The other private proposal would demolish the Pershing Center and build a civic building with a new downtown library, a residential building and retail building, possibly a grocery store. The $30 million development would also have a 54-unit, four-level residential building on the south side of the block, with first-floor parking and a 16,000-square-foot retail building on the east side of the block, potentially a grocery store and café.
The developers propose a sale-leaseback arrangement in which the city would transfer the property for cash and immediately lease the property, so the city can raise cash but also maintain control of the property. At the end of the term, the property could go back to the city.
The proposal by BVH Architects and Pollina Corporate Real Estate – a Chicago-based brokerage and consulting firm — would have Pollina auction the development to the highest bidder.
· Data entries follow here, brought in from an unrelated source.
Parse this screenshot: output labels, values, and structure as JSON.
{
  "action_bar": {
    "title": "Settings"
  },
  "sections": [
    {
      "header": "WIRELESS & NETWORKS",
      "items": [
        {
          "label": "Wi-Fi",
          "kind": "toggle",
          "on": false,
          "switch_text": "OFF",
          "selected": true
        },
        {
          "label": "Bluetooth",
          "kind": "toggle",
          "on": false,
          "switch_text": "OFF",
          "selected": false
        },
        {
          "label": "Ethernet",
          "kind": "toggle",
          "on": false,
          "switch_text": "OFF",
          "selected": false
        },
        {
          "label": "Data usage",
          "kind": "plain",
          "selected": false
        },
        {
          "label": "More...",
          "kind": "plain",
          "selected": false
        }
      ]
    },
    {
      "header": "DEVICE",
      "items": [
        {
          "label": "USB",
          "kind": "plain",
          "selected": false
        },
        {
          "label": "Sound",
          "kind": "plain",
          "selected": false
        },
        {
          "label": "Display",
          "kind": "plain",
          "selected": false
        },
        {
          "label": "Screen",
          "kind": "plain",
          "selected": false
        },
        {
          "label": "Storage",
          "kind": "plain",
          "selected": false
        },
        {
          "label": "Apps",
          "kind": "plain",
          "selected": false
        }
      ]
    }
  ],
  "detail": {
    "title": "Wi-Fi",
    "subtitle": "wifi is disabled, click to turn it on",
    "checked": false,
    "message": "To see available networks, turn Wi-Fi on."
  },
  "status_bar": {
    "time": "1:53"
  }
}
Both proposals from private developers seek a city subsidy in the form of tax increment financing – in which the city or developer borrows money by selling bonds that are repaid with the increase in property taxes generated in the area of the new development.
Officials from the Lincoln Independent Business Association and Lincoln Chamber of Commerce have expressed interest in getting the property back on the tax rolls, but if TIF is used, property taxes wouldn’t technically be “on the rolls” for about 15 years.
The business groups’ support for a private development would seem to make the library option a hard sell, but the library board proposal argues the 50-year-old downtown library is inadequate and requires costly maintenance. The library board says if the downtown library were moved to the Pershing site, the old library site could be sold and returned to the tax rolls.
The library would likely require voter approval of a general obligation bond — another tough obstacle as many Lincolnites reacted to news of the library proposal with doubt about the need for such as facility in an increasingly digital world. The library board proposes that 75 percent of the costs be public and 25 percent private.
Hallie Salem of the Urban Development Department said a selection committee will begin looking at the proposals in mid-October and make a recommendation to Mayor Chris Beutler, who has the final say.